For Albert Wickens, a Republican convention volunteer from Madison, N.J., Bush is the only choice for Catholics because Kerry "promotes a culture of death."
"Kerry's a Catholic supposedly," Wickens said after Sunday's Mass. "Well, he's not a very good one."
Faced with questions about the disconnect between his policy decisions and the church's edicts, Kerry often casts those decisions in terms of moral imperatives rooted in faith, saying, "I'm not running to be a Catholic president. I'm running to be a president who happens to be Catholic."
The Republican National Committee said it has enlisted more than 45,000 Catholic "team leaders" to reach out to other Catholics and collect parish directories to identify new voters. About 26 percent of the GOP delegates are Catholic, convention organizers said.
The daily Masses are planned by abortion opponents and are not official events of the convention. However, the Catholic Working Group has listed the Masses on a schedule it has distributed among conventioneers, which includes a briefing for Catholics on Thursday by RNC Chairman Ed Gillespie, who is Catholic.
At the first of the services, the Rev. George Rutler of the Church of Our Saviour — a church a mile from the convention hall at Madison Square Garden — made no mention of the candidates but said the country was engaged in "spiritual warfare" over preserving human life.
He lamented on Sunday that some wanted to "isolate (Jesus) from the national conversation" and insisted "no one has the right to take Communion," a reference to the months-long debate over whether politicians at odds with church teaching should receive the sacrament.

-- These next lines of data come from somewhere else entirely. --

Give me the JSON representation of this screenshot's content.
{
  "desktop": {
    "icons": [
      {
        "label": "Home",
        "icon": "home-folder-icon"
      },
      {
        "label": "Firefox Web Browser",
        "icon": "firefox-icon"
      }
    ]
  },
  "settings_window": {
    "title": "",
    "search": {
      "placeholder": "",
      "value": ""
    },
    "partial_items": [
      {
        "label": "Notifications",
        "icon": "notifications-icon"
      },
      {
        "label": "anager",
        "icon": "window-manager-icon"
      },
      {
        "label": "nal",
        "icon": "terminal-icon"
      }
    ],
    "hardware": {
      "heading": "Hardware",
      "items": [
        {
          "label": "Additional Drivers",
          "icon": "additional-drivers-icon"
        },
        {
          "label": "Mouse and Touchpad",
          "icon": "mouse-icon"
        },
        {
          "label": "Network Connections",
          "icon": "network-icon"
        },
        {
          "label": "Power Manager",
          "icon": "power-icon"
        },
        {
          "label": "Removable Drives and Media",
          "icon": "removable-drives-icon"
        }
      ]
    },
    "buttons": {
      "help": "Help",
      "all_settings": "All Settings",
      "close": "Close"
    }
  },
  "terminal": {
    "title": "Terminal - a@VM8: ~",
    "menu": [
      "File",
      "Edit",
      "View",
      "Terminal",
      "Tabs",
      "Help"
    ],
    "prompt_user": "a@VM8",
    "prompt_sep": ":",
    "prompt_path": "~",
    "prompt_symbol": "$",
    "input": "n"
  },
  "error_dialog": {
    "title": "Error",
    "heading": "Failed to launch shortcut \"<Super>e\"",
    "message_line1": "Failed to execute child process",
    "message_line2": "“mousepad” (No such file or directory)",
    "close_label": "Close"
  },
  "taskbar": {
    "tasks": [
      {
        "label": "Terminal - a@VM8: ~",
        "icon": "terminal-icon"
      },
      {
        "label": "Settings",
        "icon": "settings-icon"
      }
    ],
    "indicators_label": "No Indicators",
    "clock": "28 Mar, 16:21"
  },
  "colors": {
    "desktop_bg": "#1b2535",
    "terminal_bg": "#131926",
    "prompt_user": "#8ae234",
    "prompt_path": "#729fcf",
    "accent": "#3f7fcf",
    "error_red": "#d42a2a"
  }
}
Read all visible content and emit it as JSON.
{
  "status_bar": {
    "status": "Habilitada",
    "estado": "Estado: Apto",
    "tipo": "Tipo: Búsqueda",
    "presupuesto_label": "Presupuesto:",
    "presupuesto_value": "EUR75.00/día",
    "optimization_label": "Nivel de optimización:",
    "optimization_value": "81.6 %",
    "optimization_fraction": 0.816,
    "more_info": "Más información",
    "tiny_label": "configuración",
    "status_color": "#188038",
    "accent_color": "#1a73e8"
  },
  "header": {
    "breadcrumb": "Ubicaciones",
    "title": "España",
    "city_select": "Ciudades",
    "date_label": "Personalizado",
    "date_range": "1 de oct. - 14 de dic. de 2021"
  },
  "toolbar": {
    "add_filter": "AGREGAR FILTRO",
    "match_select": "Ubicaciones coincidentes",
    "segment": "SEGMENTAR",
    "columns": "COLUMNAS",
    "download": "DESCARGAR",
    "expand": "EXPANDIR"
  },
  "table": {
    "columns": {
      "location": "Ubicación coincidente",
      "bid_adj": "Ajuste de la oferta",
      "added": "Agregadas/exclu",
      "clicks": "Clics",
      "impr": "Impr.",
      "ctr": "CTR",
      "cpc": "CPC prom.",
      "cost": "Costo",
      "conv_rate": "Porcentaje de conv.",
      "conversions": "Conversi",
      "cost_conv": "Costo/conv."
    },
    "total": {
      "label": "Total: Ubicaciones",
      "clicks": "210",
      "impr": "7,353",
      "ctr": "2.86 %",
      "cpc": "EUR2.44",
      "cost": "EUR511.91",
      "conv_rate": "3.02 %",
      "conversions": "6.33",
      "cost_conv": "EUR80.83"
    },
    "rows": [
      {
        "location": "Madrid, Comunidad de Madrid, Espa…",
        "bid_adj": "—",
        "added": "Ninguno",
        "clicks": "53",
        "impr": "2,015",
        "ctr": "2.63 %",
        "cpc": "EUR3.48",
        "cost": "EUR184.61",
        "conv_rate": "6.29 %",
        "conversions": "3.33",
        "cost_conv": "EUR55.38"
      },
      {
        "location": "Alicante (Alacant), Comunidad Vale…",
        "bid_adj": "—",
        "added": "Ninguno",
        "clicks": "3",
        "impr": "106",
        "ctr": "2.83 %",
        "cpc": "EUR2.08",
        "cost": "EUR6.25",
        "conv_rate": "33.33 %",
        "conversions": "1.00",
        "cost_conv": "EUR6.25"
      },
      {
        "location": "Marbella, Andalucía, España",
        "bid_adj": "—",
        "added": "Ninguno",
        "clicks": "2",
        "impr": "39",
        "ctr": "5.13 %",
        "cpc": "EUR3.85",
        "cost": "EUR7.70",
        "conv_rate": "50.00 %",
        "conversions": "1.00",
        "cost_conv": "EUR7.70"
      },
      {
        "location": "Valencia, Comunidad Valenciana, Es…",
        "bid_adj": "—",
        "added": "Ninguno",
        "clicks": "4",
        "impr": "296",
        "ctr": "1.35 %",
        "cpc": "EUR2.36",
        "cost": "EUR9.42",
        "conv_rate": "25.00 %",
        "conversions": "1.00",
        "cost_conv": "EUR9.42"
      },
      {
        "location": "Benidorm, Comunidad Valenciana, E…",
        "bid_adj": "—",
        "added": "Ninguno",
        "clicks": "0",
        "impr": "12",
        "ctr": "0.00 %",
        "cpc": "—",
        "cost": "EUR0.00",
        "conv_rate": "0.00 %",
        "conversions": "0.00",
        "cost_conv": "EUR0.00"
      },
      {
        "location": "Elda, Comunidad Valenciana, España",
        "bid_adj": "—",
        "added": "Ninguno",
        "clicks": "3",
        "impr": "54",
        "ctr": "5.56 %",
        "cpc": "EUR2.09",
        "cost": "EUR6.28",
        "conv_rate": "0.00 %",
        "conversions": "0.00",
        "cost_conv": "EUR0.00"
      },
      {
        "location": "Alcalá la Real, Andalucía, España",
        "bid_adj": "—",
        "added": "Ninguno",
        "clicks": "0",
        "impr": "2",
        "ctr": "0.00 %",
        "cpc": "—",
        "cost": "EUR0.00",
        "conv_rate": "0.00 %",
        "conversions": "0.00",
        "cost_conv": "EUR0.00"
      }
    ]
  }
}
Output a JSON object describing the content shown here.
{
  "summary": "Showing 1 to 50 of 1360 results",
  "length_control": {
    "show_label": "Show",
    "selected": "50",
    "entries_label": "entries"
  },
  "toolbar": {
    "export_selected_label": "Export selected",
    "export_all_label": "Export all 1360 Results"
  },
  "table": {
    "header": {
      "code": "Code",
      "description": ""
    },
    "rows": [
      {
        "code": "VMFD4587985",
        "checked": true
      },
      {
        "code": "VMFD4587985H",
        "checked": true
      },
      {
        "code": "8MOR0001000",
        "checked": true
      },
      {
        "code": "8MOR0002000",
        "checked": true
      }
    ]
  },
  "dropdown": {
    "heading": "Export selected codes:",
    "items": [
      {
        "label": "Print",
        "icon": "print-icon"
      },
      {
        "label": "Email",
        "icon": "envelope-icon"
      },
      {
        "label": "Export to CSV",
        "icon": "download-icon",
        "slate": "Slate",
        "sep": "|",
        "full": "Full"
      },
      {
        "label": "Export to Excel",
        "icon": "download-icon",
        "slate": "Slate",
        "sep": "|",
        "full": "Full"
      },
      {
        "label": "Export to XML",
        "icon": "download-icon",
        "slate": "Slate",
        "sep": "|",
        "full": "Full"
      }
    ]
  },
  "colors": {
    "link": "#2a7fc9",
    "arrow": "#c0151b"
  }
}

Kerry's support for abortion rights and civil unions for gay couples raises the ire of church leaders, while Bush, a Methodist, is more in line with Catholic teaching on those issues. Some GOP Catholics said Bush better represents church values and at least four U.S. bishops have said lawmakers who support abortion rights should be denied Communion.

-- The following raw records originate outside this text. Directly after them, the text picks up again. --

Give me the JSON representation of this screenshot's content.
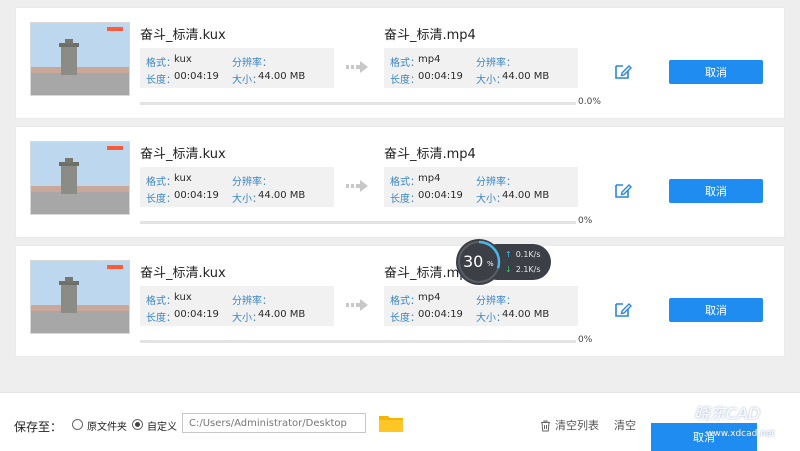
{
  "tasks": [
    {
      "source": {
        "filename": "奋斗_标清.kux",
        "format_label": "格式：",
        "format": "kux",
        "resolution_label": "分辨率：",
        "duration_label": "长度：",
        "duration": "00:04:19",
        "size_label": "大小：",
        "size": "44.00 MB"
      },
      "target": {
        "filename": "奋斗_标清.mp4",
        "format_label": "格式：",
        "format": "mp4",
        "resolution_label": "分辨率：",
        "duration_label": "长度：",
        "duration": "00:04:19",
        "size_label": "大小：",
        "size": "44.00 MB"
      },
      "progress_text": "0.0%",
      "progress": 0,
      "cancel_label": "取消"
    },
    {
      "source": {
        "filename": "奋斗_标清.kux",
        "format_label": "格式：",
        "format": "kux",
        "resolution_label": "分辨率：",
        "duration_label": "长度：",
        "duration": "00:04:19",
        "size_label": "大小：",
        "size": "44.00 MB"
      },
      "target": {
        "filename": "奋斗_标清.mp4",
        "format_label": "格式：",
        "format": "mp4",
        "resolution_label": "分辨率：",
        "duration_label": "长度：",
        "duration": "00:04:19",
        "size_label": "大小：",
        "size": "44.00 MB"
      },
      "progress_text": "0%",
      "progress": 0,
      "cancel_label": "取消"
    },
    {
      "source": {
        "filename": "奋斗_标清.kux",
        "format_label": "格式：",
        "format": "kux",
        "resolution_label": "分辨率：",
        "duration_label": "长度：",
        "duration": "00:04:19",
        "size_label": "大小：",
        "size": "44.00 MB"
      },
      "target": {
        "filename": "奋斗_标清.mp4",
        "format_label": "格式：",
        "format": "mp4",
        "resolution_label": "分辨率：",
        "duration_label": "长度：",
        "duration": "00:04:19",
        "size_label": "大小：",
        "size": "44.00 MB"
      },
      "progress_text": "0%",
      "progress": 0,
      "cancel_label": "取消"
    }
  ],
  "speed_widget": {
    "percent": "30",
    "percent_symbol": "%",
    "percent_value": 30,
    "upload": "0.1K/s",
    "download": "2.1K/s",
    "ring_color": "#49b8e8"
  },
  "footer": {
    "save_to_label": "保存至：",
    "option_original": "原文件夹",
    "option_custom": "自定义",
    "selected_option": "custom",
    "path": "C:/Users/Administrator/Desktop",
    "clear_list_label": "清空列表",
    "clear_label": "清空",
    "cancel_label": "取消"
  },
  "watermark": {
    "name": "晓东CAD",
    "url": "www.xdcad.net"
  },
  "colors": {
    "accent": "#1e8cf0",
    "label_blue": "#3a86c8",
    "folder": "#f5b400"
  },
  "icons": {
    "edit": "edit-icon",
    "arrows": "arrows-icon",
    "folder": "folder-icon",
    "trash": "trash-icon"
  }
}
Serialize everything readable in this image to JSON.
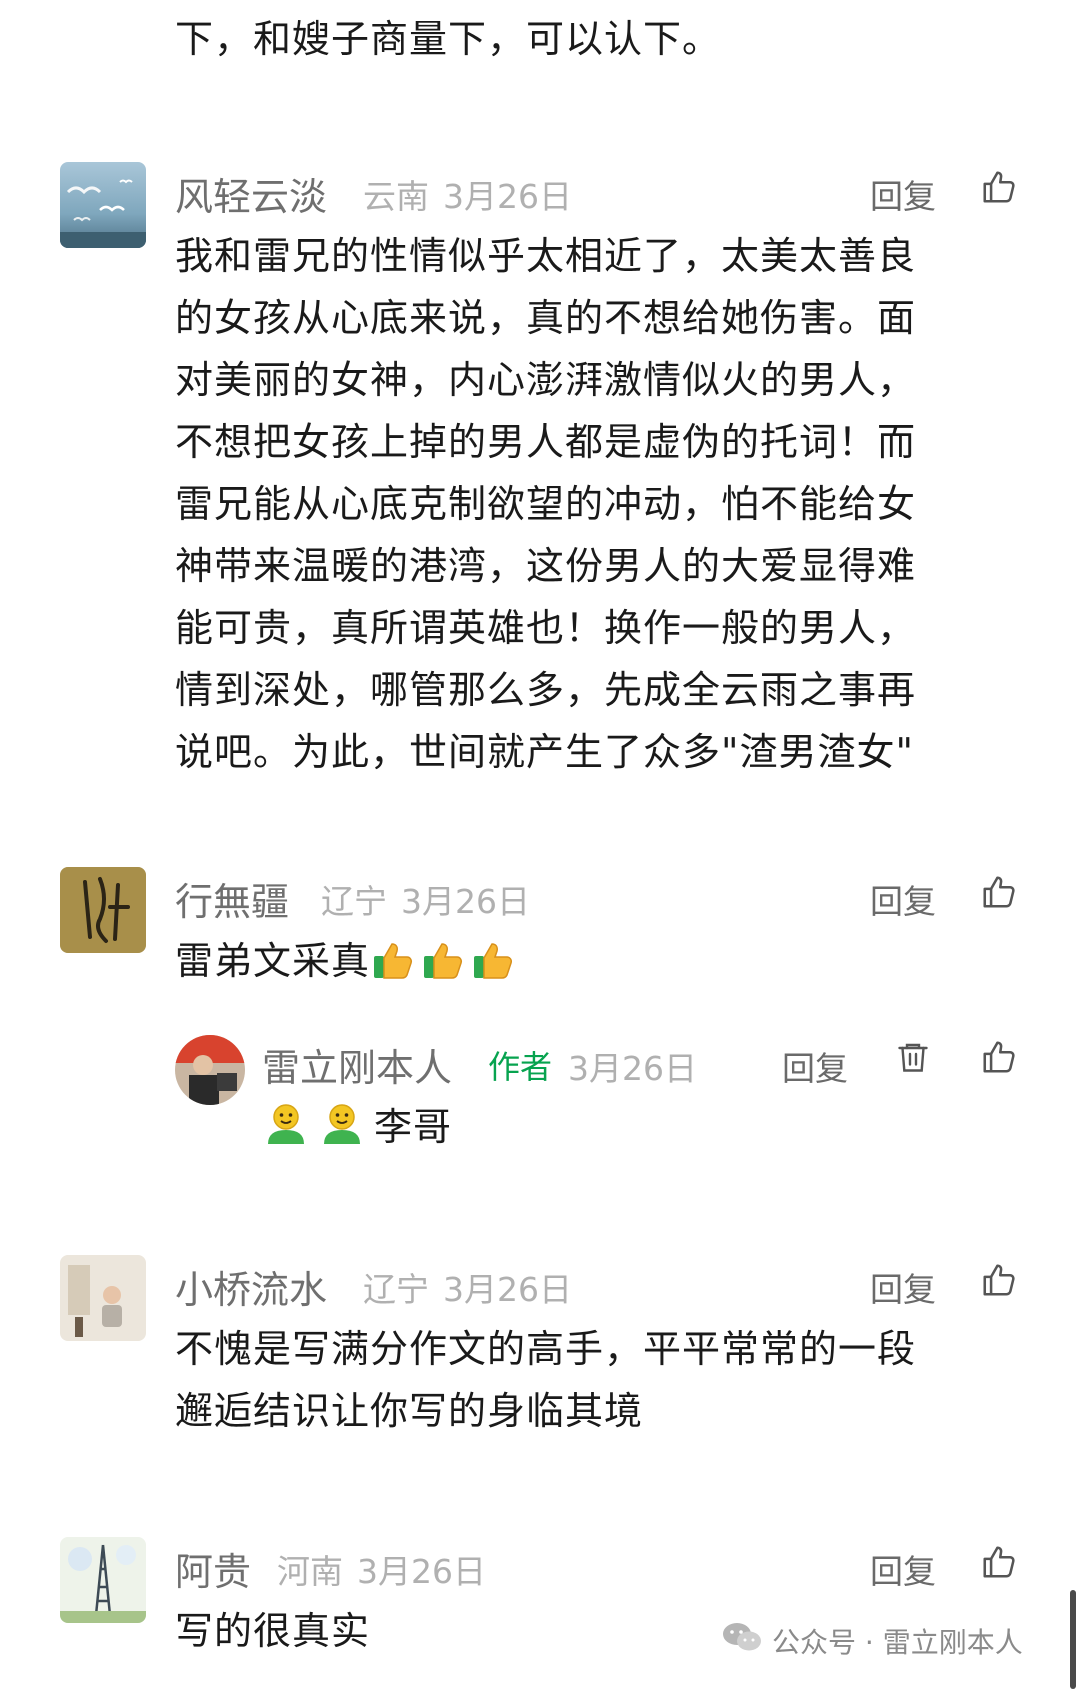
{
  "prev_comment_tail": "下，和嫂子商量下，可以认下。",
  "comments": [
    {
      "name": "风轻云淡",
      "location": "云南",
      "date": "3月26日",
      "reply_label": "回复",
      "lines": [
        "我和雷兄的性情似乎太相近了，太美太善良",
        "的女孩从心底来说，真的不想给她伤害。面",
        "对美丽的女神，内心澎湃激情似火的男人，",
        "不想把女孩上掉的男人都是虚伪的托词！而",
        "雷兄能从心底克制欲望的冲动，怕不能给女",
        "神带来温暖的港湾，这份男人的大爱显得难",
        "能可贵，真所谓英雄也！换作一般的男人，",
        "情到深处，哪管那么多，先成全云雨之事再",
        "说吧。为此，世间就产生了众多\"渣男渣女\""
      ]
    },
    {
      "name": "行無疆",
      "location": "辽宁",
      "date": "3月26日",
      "reply_label": "回复",
      "text": "雷弟文采真",
      "emoji": "thumbs-up",
      "emoji_count": 3,
      "author_reply": {
        "name": "雷立刚本人",
        "badge": "作者",
        "date": "3月26日",
        "reply_label": "回复",
        "emoji": "smiley-figure",
        "emoji_count": 2,
        "text": "李哥"
      }
    },
    {
      "name": "小桥流水",
      "location": "辽宁",
      "date": "3月26日",
      "reply_label": "回复",
      "lines": [
        "不愧是写满分作文的高手，平平常常的一段",
        "邂逅结识让你写的身临其境"
      ]
    },
    {
      "name": "阿贵",
      "location": "河南",
      "date": "3月26日",
      "reply_label": "回复",
      "lines": [
        "写的很真实"
      ]
    }
  ],
  "watermark": "公众号 · 雷立刚本人",
  "icons": {
    "like": "thumbs-up-outline-icon",
    "delete": "trash-icon",
    "wechat": "wechat-logo-icon"
  },
  "colors": {
    "author_badge": "#07a34f",
    "meta": "#b0b0b0",
    "name": "#6f6f6f"
  }
}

Still, Catholics do not vote as a bloc and surveys indicate that most do not choose candidates based on their position on abortion. Republican presidential candidates have steadily increased their share of the Catholic vote since 1992. Kerry is running slightly ahead of Bush among Catholics, according to Associated Press-Ipsos polling, though other polls suggest observant Catholics are more likely to choose Bush.
Evidence of the political divisions among Catholics can be seen in competing Catholic voter guides being released this week. A group called Catholic Answers lists policies Catholics are "forbidden" to support, including abortion rights and gay marriage. The Catholic Voting Project asks voters to consider a broader range of issues including war, the death penalty and poverty. Both groups say they are independent from the church and nonpartisan.
Analysts say Catholics could go for either candidate on Nov. 2.
David Leege, an expert on Catholic voting and professor emeritus at the University of Notre Dame, said Bush has drawn some beyond the abortion issue by "speaking Catholic."
The president has appealed to Catholic social justice concerns by backing funding for AIDS victims and has shown deference to Catholic beliefs even when he disagreed with them, Leege said. For example, the president met with the Vatican's Washington ambassador to hear Pope John Paul II's objections to the war on Iraq before it started, Leege said.
A picture of Bush and Pope John Paul II from one of the president's visits with the pontiff hangs on the wall of the Catholic Working Group's hospitality suite.
However, the bishops' warnings on Communion for dissenting Catholic lawmakers may have created a backlash in favor of Kerry, political experts said. In a Pew poll released last week, about two-thirds of respondents said Catholic leaders should not use the sacrament to sanction politicians.